_Work item_
Each line holding the string "JSON" is to be copied from the data.

[Data records for software interfaces]

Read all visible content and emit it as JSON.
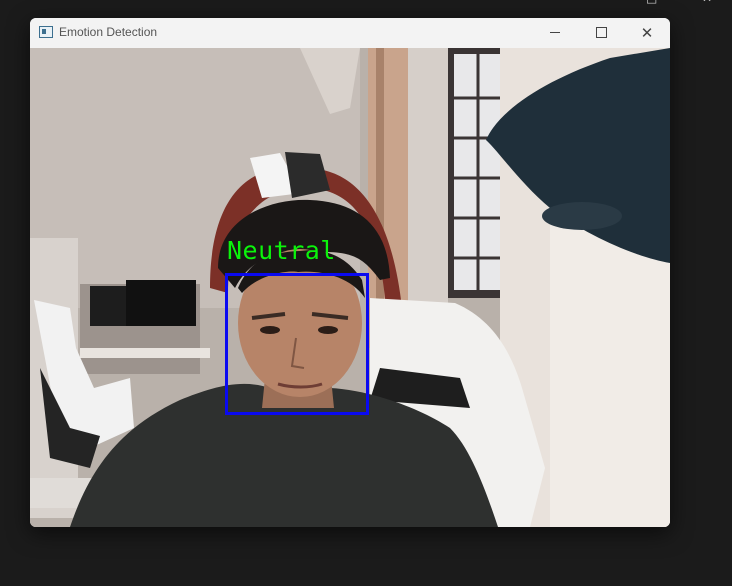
{
  "window": {
    "title": "Emotion Detection",
    "controls": {
      "minimize": "minimize-icon",
      "maximize": "maximize-icon",
      "close": "close-icon"
    }
  },
  "detection": {
    "label": "Neutral",
    "label_color": "#0bf40b",
    "box_color": "#0a0af0"
  },
  "screen_edge_glyphs": [
    "□",
    "✕"
  ]
}
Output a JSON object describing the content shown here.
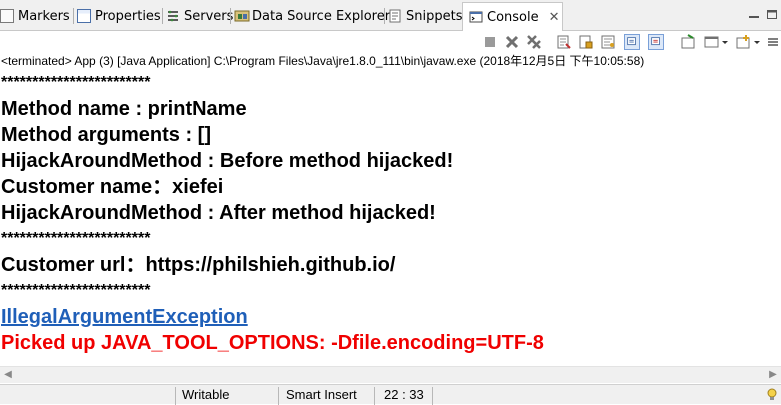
{
  "tabs": [
    {
      "label": "Markers",
      "icon": "markers-icon"
    },
    {
      "label": "Properties",
      "icon": "properties-icon"
    },
    {
      "label": "Servers",
      "icon": "servers-icon"
    },
    {
      "label": "Data Source Explorer",
      "icon": "data-source-icon"
    },
    {
      "label": "Snippets",
      "icon": "snippets-icon"
    },
    {
      "label": "Console",
      "icon": "console-icon",
      "active": true,
      "close": "✕"
    }
  ],
  "status_line": "<terminated> App (3) [Java Application] C:\\Program Files\\Java\\jre1.8.0_111\\bin\\javaw.exe (2018年12月5日 下午10:05:58)",
  "console": {
    "lines": [
      {
        "text": "************************",
        "kind": "stars"
      },
      {
        "text": "Method name : printName",
        "kind": "normal"
      },
      {
        "text": "Method arguments : []",
        "kind": "normal"
      },
      {
        "text": "HijackAroundMethod : Before method hijacked!",
        "kind": "normal"
      },
      {
        "text": "Customer name：xiefei",
        "kind": "normal"
      },
      {
        "text": "HijackAroundMethod : After method hijacked!",
        "kind": "normal"
      },
      {
        "text": "************************",
        "kind": "stars"
      },
      {
        "text": "Customer url：https://philshieh.github.io/",
        "kind": "normal"
      },
      {
        "text": "************************",
        "kind": "stars"
      },
      {
        "text": "IllegalArgumentException",
        "kind": "link"
      },
      {
        "text": "Picked up JAVA_TOOL_OPTIONS: -Dfile.encoding=UTF-8",
        "kind": "error"
      }
    ]
  },
  "statusbar": {
    "mode": "Writable",
    "insert": "Smart Insert",
    "position": "22 : 33"
  },
  "colors": {
    "link": "#1f5fb8",
    "error": "#f00000"
  }
}
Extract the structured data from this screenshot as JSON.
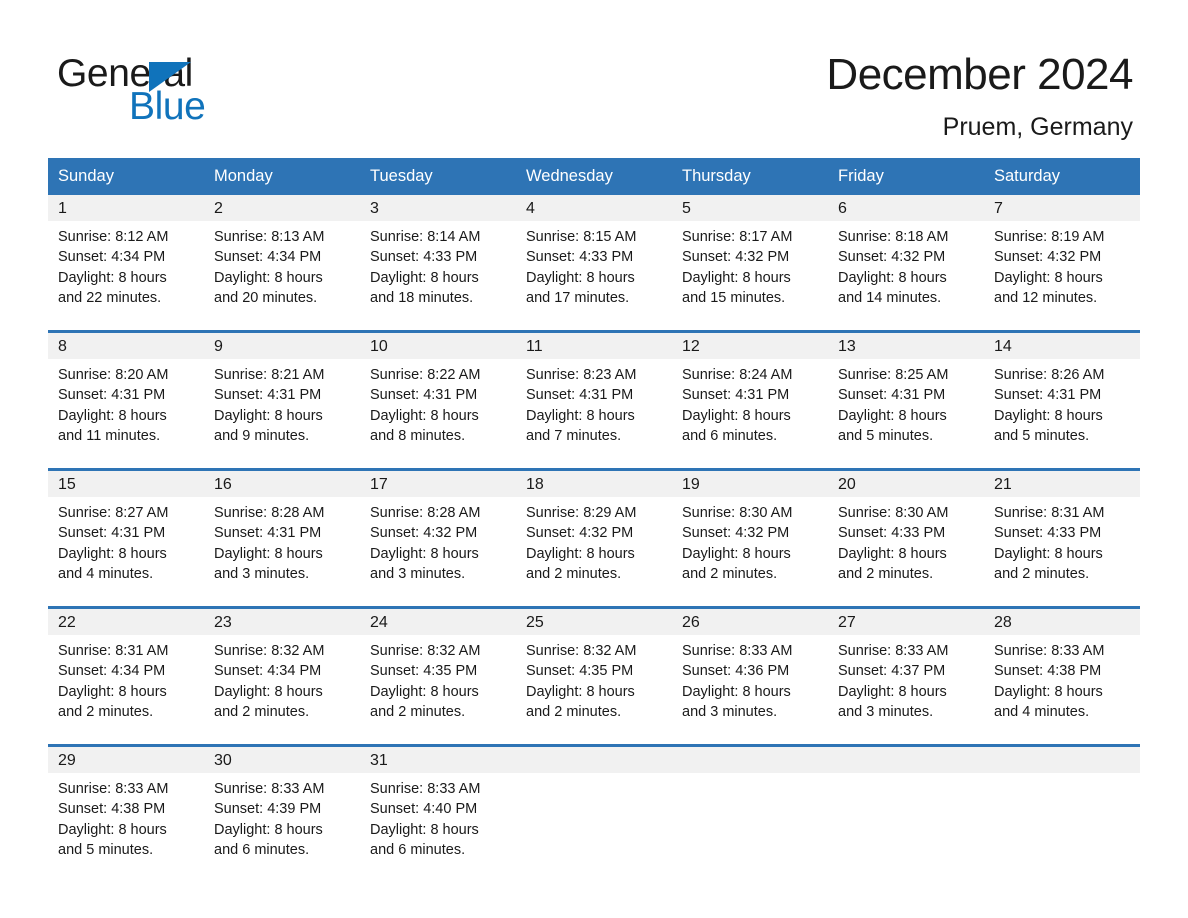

_Response_
Read all visible content and emit it as JSON.
Output a JSON object describing the content shown here.
Extract the structured data from this screenshot as JSON.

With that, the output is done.